Researchers at Brown University and University of Rhode Island, in collaboration with Helene White, Distinguished Professor Emerita of Sociology at the Center of Alcohol and Substance Use Studies at Rutgers University, surveyed college students daily on substance use through a smartphone app. The survey included a question on what motivated them to use alcohol and/or marijuana since the previous survey.

Eight motives were listed for respondents to select those that applied to them: “to have fun,” “to be social,” “to cope,” “to fit in,” “it was offered,” “to expand awareness,” “get higher from another drug,” and “was too high from another drug.” The number and type of motives reported varied day to day, with more motives selected on a given day being associated with greater consumption of both alcohol and cannabis by that person on that day. Endorsing more motives in a day for alcohol use alone or for cannabis use alone was associated a greater likelihood of negative consequences for that person, even after adjusting for consumption.

Findings may inform future research and may improve prevention and/or intervention strategies related to number of motives as well as motive types.

Source: Stevens, A. K., Drohan, M. M., Boyle, H. K., White, H. R., & Jackson, K. M. (2021). More reasons, more use and problems? Examining the influence of number of motives on consumption and consequences across alcohol-only, cannabis-only, and simultaneous use days. Journal of Studies on Alcohol and Drugs, 81, 782-791.
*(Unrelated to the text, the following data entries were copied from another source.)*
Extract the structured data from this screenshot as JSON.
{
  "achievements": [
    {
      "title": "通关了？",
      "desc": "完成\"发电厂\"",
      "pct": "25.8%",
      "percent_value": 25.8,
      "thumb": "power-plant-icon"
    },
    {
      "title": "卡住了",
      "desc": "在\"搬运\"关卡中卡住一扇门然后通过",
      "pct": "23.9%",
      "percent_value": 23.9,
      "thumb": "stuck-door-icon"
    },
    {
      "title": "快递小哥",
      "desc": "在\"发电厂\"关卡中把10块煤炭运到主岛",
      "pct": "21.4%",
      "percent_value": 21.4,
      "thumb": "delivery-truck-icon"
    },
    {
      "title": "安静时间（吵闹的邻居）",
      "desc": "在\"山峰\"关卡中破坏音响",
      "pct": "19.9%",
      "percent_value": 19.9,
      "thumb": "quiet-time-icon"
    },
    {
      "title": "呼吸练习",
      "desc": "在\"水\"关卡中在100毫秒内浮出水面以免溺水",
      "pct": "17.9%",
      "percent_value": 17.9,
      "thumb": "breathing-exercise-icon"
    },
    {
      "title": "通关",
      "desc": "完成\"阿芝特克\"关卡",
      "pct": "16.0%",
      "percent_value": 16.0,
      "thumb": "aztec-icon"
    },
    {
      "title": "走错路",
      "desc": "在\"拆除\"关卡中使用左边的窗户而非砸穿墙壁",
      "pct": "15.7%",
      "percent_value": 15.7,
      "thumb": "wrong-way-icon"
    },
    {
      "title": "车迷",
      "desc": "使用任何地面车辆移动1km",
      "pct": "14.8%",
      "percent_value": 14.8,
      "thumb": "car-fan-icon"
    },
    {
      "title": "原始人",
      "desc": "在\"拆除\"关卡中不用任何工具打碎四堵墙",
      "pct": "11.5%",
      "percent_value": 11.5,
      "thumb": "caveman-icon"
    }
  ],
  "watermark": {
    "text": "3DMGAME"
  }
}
Disclaimer: The content is solely the responsibility of the authors and does not necessarily represent the official views of the Center of Alcohol & Substance Use Studies.